### WORK TO COMPLETE:
In full and unchanged, set down the entries that follow, with no images.

### Dataset records:
* * * *

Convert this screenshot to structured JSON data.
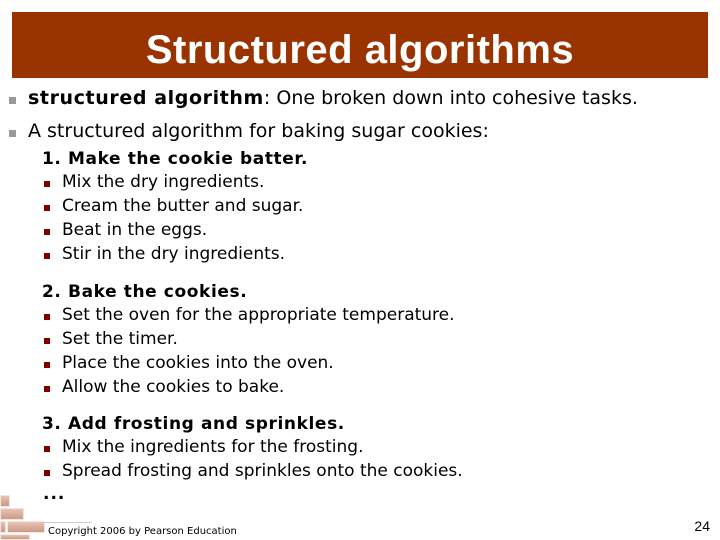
{
  "slide": {
    "title": "Structured algorithms",
    "bullets": [
      {
        "term": "structured algorithm",
        "text": ": One broken down into cohesive tasks."
      },
      {
        "term": "",
        "text": "A structured algorithm for baking sugar cookies:"
      }
    ],
    "steps": [
      {
        "heading": "1. Make the cookie batter.",
        "items": [
          "Mix the dry ingredients.",
          "Cream the butter and sugar.",
          "Beat in the eggs.",
          "Stir in the dry ingredients."
        ]
      },
      {
        "heading": "2. Bake the cookies.",
        "items": [
          "Set the oven for the appropriate temperature.",
          "Set the timer.",
          "Place the cookies into the oven.",
          "Allow the cookies to bake."
        ]
      },
      {
        "heading": "3. Add frosting and sprinkles.",
        "items": [
          "Mix the ingredients for the frosting.",
          "Spread frosting and sprinkles onto the cookies."
        ]
      }
    ],
    "ellipsis": "...",
    "copyright": "Copyright 2006 by Pearson Education",
    "page_number": "24"
  },
  "colors": {
    "title_bar": "#993300",
    "top_bullet": "#999999",
    "sub_bullet": "#800000"
  }
}
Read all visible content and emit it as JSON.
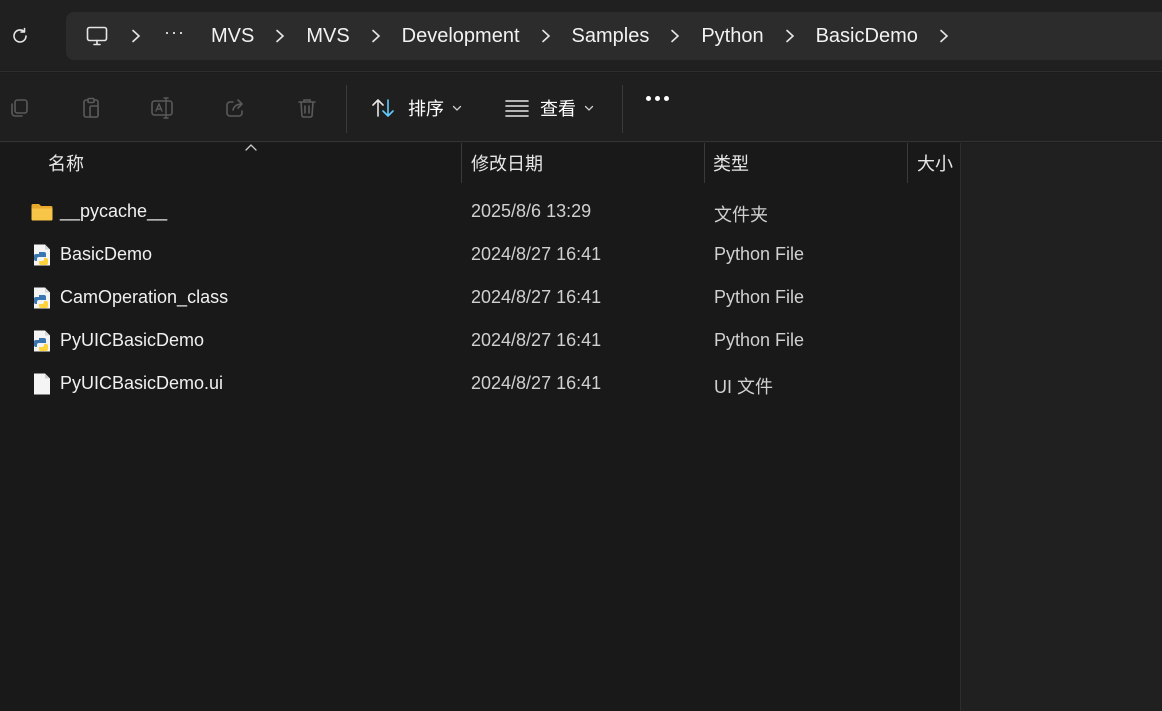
{
  "breadcrumb": {
    "overflow_label": "···",
    "items": [
      "MVS",
      "MVS",
      "Development",
      "Samples",
      "Python",
      "BasicDemo"
    ]
  },
  "toolbar": {
    "sort_label": "排序",
    "view_label": "查看"
  },
  "columns": {
    "name": "名称",
    "date": "修改日期",
    "type": "类型",
    "size": "大小"
  },
  "files": [
    {
      "name": "__pycache__",
      "date": "2025/8/6 13:29",
      "type": "文件夹",
      "icon": "folder-icon"
    },
    {
      "name": "BasicDemo",
      "date": "2024/8/27 16:41",
      "type": "Python File",
      "icon": "python-file-icon"
    },
    {
      "name": "CamOperation_class",
      "date": "2024/8/27 16:41",
      "type": "Python File",
      "icon": "python-file-icon"
    },
    {
      "name": "PyUICBasicDemo",
      "date": "2024/8/27 16:41",
      "type": "Python File",
      "icon": "python-file-icon"
    },
    {
      "name": "PyUICBasicDemo.ui",
      "date": "2024/8/27 16:41",
      "type": "UI 文件",
      "icon": "file-icon"
    }
  ],
  "colors": {
    "folder": "#f7c548",
    "python_blue": "#3a75b0",
    "python_yellow": "#ffd43b",
    "sort_accent": "#60cdff"
  }
}
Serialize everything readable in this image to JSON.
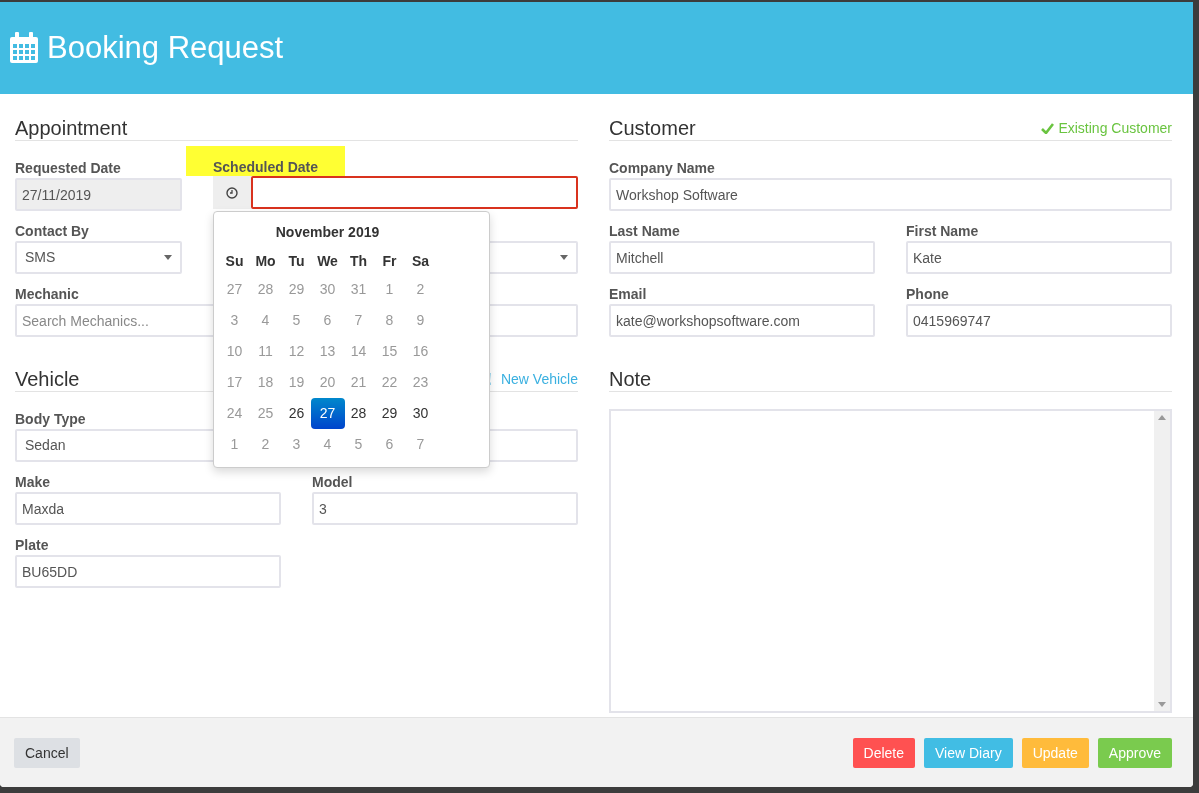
{
  "window": {
    "title": "Booking Request"
  },
  "appointment": {
    "heading": "Appointment",
    "rows": [
      [
        {
          "kind": "text",
          "label": "Requested Date",
          "value": "27/11/2019",
          "disabled": true
        },
        {
          "kind": "date",
          "label": "Scheduled Date",
          "highlighted": true,
          "error": true
        }
      ],
      [
        {
          "kind": "select",
          "label": "Contact By",
          "value": "SMS"
        },
        {
          "kind": "select"
        }
      ],
      [
        {
          "kind": "text",
          "label": "Mechanic",
          "placeholder": "Search Mechanics..."
        },
        {
          "kind": "text"
        }
      ]
    ]
  },
  "datepicker": {
    "month": "November 2019",
    "weekdays": [
      "Su",
      "Mo",
      "Tu",
      "We",
      "Th",
      "Fr",
      "Sa"
    ],
    "weeks": [
      {
        "days": [
          {
            "label": "27",
            "muted": true,
            "selected": false
          },
          {
            "label": "28",
            "muted": true,
            "selected": false
          },
          {
            "label": "29",
            "muted": true,
            "selected": false
          },
          {
            "label": "30",
            "muted": true,
            "selected": false
          },
          {
            "label": "31",
            "muted": true,
            "selected": false
          },
          {
            "label": "1",
            "muted": true,
            "selected": false
          },
          {
            "label": "2",
            "muted": true,
            "selected": false
          }
        ]
      },
      {
        "days": [
          {
            "label": "3",
            "muted": true,
            "selected": false
          },
          {
            "label": "4",
            "muted": true,
            "selected": false
          },
          {
            "label": "5",
            "muted": true,
            "selected": false
          },
          {
            "label": "6",
            "muted": true,
            "selected": false
          },
          {
            "label": "7",
            "muted": true,
            "selected": false
          },
          {
            "label": "8",
            "muted": true,
            "selected": false
          },
          {
            "label": "9",
            "muted": true,
            "selected": false
          }
        ]
      },
      {
        "days": [
          {
            "label": "10",
            "muted": true,
            "selected": false
          },
          {
            "label": "11",
            "muted": true,
            "selected": false
          },
          {
            "label": "12",
            "muted": true,
            "selected": false
          },
          {
            "label": "13",
            "muted": true,
            "selected": false
          },
          {
            "label": "14",
            "muted": true,
            "selected": false
          },
          {
            "label": "15",
            "muted": true,
            "selected": false
          },
          {
            "label": "16",
            "muted": true,
            "selected": false
          }
        ]
      },
      {
        "days": [
          {
            "label": "17",
            "muted": true,
            "selected": false
          },
          {
            "label": "18",
            "muted": true,
            "selected": false
          },
          {
            "label": "19",
            "muted": true,
            "selected": false
          },
          {
            "label": "20",
            "muted": true,
            "selected": false
          },
          {
            "label": "21",
            "muted": true,
            "selected": false
          },
          {
            "label": "22",
            "muted": true,
            "selected": false
          },
          {
            "label": "23",
            "muted": true,
            "selected": false
          }
        ]
      },
      {
        "days": [
          {
            "label": "24",
            "muted": true,
            "selected": false
          },
          {
            "label": "25",
            "muted": true,
            "selected": false
          },
          {
            "label": "26",
            "muted": false,
            "selected": false
          },
          {
            "label": "27",
            "muted": false,
            "selected": true
          },
          {
            "label": "28",
            "muted": false,
            "selected": false
          },
          {
            "label": "29",
            "muted": false,
            "selected": false
          },
          {
            "label": "30",
            "muted": false,
            "selected": false
          }
        ]
      },
      {
        "days": [
          {
            "label": "1",
            "muted": true,
            "selected": false
          },
          {
            "label": "2",
            "muted": true,
            "selected": false
          },
          {
            "label": "3",
            "muted": true,
            "selected": false
          },
          {
            "label": "4",
            "muted": true,
            "selected": false
          },
          {
            "label": "5",
            "muted": true,
            "selected": false
          },
          {
            "label": "6",
            "muted": true,
            "selected": false
          },
          {
            "label": "7",
            "muted": true,
            "selected": false
          }
        ]
      }
    ]
  },
  "vehicle": {
    "heading": "Vehicle",
    "link": "New Vehicle",
    "rows": [
      [
        {
          "kind": "select",
          "label": "Body Type",
          "value": "Sedan"
        },
        {
          "kind": "text"
        }
      ],
      [
        {
          "kind": "text",
          "label": "Make",
          "value": "Maxda"
        },
        {
          "kind": "text",
          "label": "Model",
          "value": "3"
        }
      ],
      [
        {
          "kind": "text",
          "label": "Plate",
          "value": "BU65DD"
        }
      ]
    ]
  },
  "customer": {
    "heading": "Customer",
    "badge": "Existing Customer",
    "rows": [
      [
        {
          "kind": "text",
          "label": "Company Name",
          "value": "Workshop Software"
        }
      ],
      [
        {
          "kind": "text",
          "label": "Last Name",
          "value": "Mitchell"
        },
        {
          "kind": "text",
          "label": "First Name",
          "value": "Kate"
        }
      ],
      [
        {
          "kind": "text",
          "label": "Email",
          "value": "kate@workshopsoftware.com"
        },
        {
          "kind": "text",
          "label": "Phone",
          "value": "0415969747"
        }
      ]
    ]
  },
  "note": {
    "heading": "Note"
  },
  "footer": {
    "cancel": "Cancel",
    "buttons": [
      {
        "label": "Delete",
        "kind": "danger"
      },
      {
        "label": "View Diary",
        "kind": "info"
      },
      {
        "label": "Update",
        "kind": "warning"
      },
      {
        "label": "Approve",
        "kind": "success"
      }
    ]
  }
}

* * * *

### ANSWER SECTION:
Convert this screenshot to structured JSON data.
{
  "slide": {
    "title": "Structured algorithms",
    "bullets": [
      {
        "term": "structured algorithm",
        "text": ": One broken down into cohesive tasks."
      },
      {
        "term": "",
        "text": "A structured algorithm for baking sugar cookies:"
      }
    ],
    "steps": [
      {
        "heading": "1. Make the cookie batter.",
        "items": [
          "Mix the dry ingredients.",
          "Cream the butter and sugar.",
          "Beat in the eggs.",
          "Stir in the dry ingredients."
        ]
      },
      {
        "heading": "2. Bake the cookies.",
        "items": [
          "Set the oven for the appropriate temperature.",
          "Set the timer.",
          "Place the cookies into the oven.",
          "Allow the cookies to bake."
        ]
      },
      {
        "heading": "3. Add frosting and sprinkles.",
        "items": [
          "Mix the ingredients for the frosting.",
          "Spread frosting and sprinkles onto the cookies."
        ]
      }
    ],
    "ellipsis": "...",
    "copyright": "Copyright 2006 by Pearson Education",
    "page_number": "24"
  },
  "colors": {
    "title_bar": "#993300",
    "top_bullet": "#999999",
    "sub_bullet": "#800000"
  }
}
Read all visible content and emit it as JSON.
{
  "breadcrumb": {
    "overflow_label": "···",
    "items": [
      "MVS",
      "MVS",
      "Development",
      "Samples",
      "Python",
      "BasicDemo"
    ]
  },
  "toolbar": {
    "sort_label": "排序",
    "view_label": "查看"
  },
  "columns": {
    "name": "名称",
    "date": "修改日期",
    "type": "类型",
    "size": "大小"
  },
  "files": [
    {
      "name": "__pycache__",
      "date": "2025/8/6 13:29",
      "type": "文件夹",
      "icon": "folder-icon"
    },
    {
      "name": "BasicDemo",
      "date": "2024/8/27 16:41",
      "type": "Python File",
      "icon": "python-file-icon"
    },
    {
      "name": "CamOperation_class",
      "date": "2024/8/27 16:41",
      "type": "Python File",
      "icon": "python-file-icon"
    },
    {
      "name": "PyUICBasicDemo",
      "date": "2024/8/27 16:41",
      "type": "Python File",
      "icon": "python-file-icon"
    },
    {
      "name": "PyUICBasicDemo.ui",
      "date": "2024/8/27 16:41",
      "type": "UI 文件",
      "icon": "file-icon"
    }
  ],
  "colors": {
    "folder": "#f7c548",
    "python_blue": "#3a75b0",
    "python_yellow": "#ffd43b",
    "sort_accent": "#60cdff"
  }
}
Serialize everything readable in this image to JSON.
{
  "window": {
    "title": "Booking Request"
  },
  "appointment": {
    "heading": "Appointment",
    "rows": [
      [
        {
          "kind": "text",
          "label": "Requested Date",
          "value": "27/11/2019",
          "disabled": true
        },
        {
          "kind": "date",
          "label": "Scheduled Date",
          "highlighted": true,
          "error": true
        }
      ],
      [
        {
          "kind": "select",
          "label": "Contact By",
          "value": "SMS"
        },
        {
          "kind": "select"
        }
      ],
      [
        {
          "kind": "text",
          "label": "Mechanic",
          "placeholder": "Search Mechanics..."
        },
        {
          "kind": "text"
        }
      ]
    ]
  },
  "datepicker": {
    "month": "November 2019",
    "weekdays": [
      "Su",
      "Mo",
      "Tu",
      "We",
      "Th",
      "Fr",
      "Sa"
    ],
    "weeks": [
      {
        "days": [
          {
            "label": "27",
            "muted": true,
            "selected": false
          },
          {
            "label": "28",
            "muted": true,
            "selected": false
          },
          {
            "label": "29",
            "muted": true,
            "selected": false
          },
          {
            "label": "30",
            "muted": true,
            "selected": false
          },
          {
            "label": "31",
            "muted": true,
            "selected": false
          },
          {
            "label": "1",
            "muted": true,
            "selected": false
          },
          {
            "label": "2",
            "muted": true,
            "selected": false
          }
        ]
      },
      {
        "days": [
          {
            "label": "3",
            "muted": true,
            "selected": false
          },
          {
            "label": "4",
            "muted": true,
            "selected": false
          },
          {
            "label": "5",
            "muted": true,
            "selected": false
          },
          {
            "label": "6",
            "muted": true,
            "selected": false
          },
          {
            "label": "7",
            "muted": true,
            "selected": false
          },
          {
            "label": "8",
            "muted": true,
            "selected": false
          },
          {
            "label": "9",
            "muted": true,
            "selected": false
          }
        ]
      },
      {
        "days": [
          {
            "label": "10",
            "muted": true,
            "selected": false
          },
          {
            "label": "11",
            "muted": true,
            "selected": false
          },
          {
            "label": "12",
            "muted": true,
            "selected": false
          },
          {
            "label": "13",
            "muted": true,
            "selected": false
          },
          {
            "label": "14",
            "muted": true,
            "selected": false
          },
          {
            "label": "15",
            "muted": true,
            "selected": false
          },
          {
            "label": "16",
            "muted": true,
            "selected": false
          }
        ]
      },
      {
        "days": [
          {
            "label": "17",
            "muted": true,
            "selected": false
          },
          {
            "label": "18",
            "muted": true,
            "selected": false
          },
          {
            "label": "19",
            "muted": true,
            "selected": false
          },
          {
            "label": "20",
            "muted": true,
            "selected": false
          },
          {
            "label": "21",
            "muted": true,
            "selected": false
          },
          {
            "label": "22",
            "muted": true,
            "selected": false
          },
          {
            "label": "23",
            "muted": true,
            "selected": false
          }
        ]
      },
      {
        "days": [
          {
            "label": "24",
            "muted": true,
            "selected": false
          },
          {
            "label": "25",
            "muted": true,
            "selected": false
          },
          {
            "label": "26",
            "muted": false,
            "selected": false
          },
          {
            "label": "27",
            "muted": false,
            "selected": true
          },
          {
            "label": "28",
            "muted": false,
            "selected": false
          },
          {
            "label": "29",
            "muted": false,
            "selected": false
          },
          {
            "label": "30",
            "muted": false,
            "selected": false
          }
        ]
      },
      {
        "days": [
          {
            "label": "1",
            "muted": true,
            "selected": false
          },
          {
            "label": "2",
            "muted": true,
            "selected": false
          },
          {
            "label": "3",
            "muted": true,
            "selected": false
          },
          {
            "label": "4",
            "muted": true,
            "selected": false
          },
          {
            "label": "5",
            "muted": true,
            "selected": false
          },
          {
            "label": "6",
            "muted": true,
            "selected": false
          },
          {
            "label": "7",
            "muted": true,
            "selected": false
          }
        ]
      }
    ]
  },
  "vehicle": {
    "heading": "Vehicle",
    "link": "New Vehicle",
    "rows": [
      [
        {
          "kind": "select",
          "label": "Body Type",
          "value": "Sedan"
        },
        {
          "kind": "text"
        }
      ],
      [
        {
          "kind": "text",
          "label": "Make",
          "value": "Maxda"
        },
        {
          "kind": "text",
          "label": "Model",
          "value": "3"
        }
      ],
      [
        {
          "kind": "text",
          "label": "Plate",
          "value": "BU65DD"
        }
      ]
    ]
  },
  "customer": {
    "heading": "Customer",
    "badge": "Existing Customer",
    "rows": [
      [
        {
          "kind": "text",
          "label": "Company Name",
          "value": "Workshop Software"
        }
      ],
      [
        {
          "kind": "text",
          "label": "Last Name",
          "value": "Mitchell"
        },
        {
          "kind": "text",
          "label": "First Name",
          "value": "Kate"
        }
      ],
      [
        {
          "kind": "text",
          "label": "Email",
          "value": "kate@workshopsoftware.com"
        },
        {
          "kind": "text",
          "label": "Phone",
          "value": "0415969747"
        }
      ]
    ]
  },
  "note": {
    "heading": "Note"
  },
  "footer": {
    "cancel": "Cancel",
    "buttons": [
      {
        "label": "Delete",
        "kind": "danger"
      },
      {
        "label": "View Diary",
        "kind": "info"
      },
      {
        "label": "Update",
        "kind": "warning"
      },
      {
        "label": "Approve",
        "kind": "success"
      }
    ]
  }
}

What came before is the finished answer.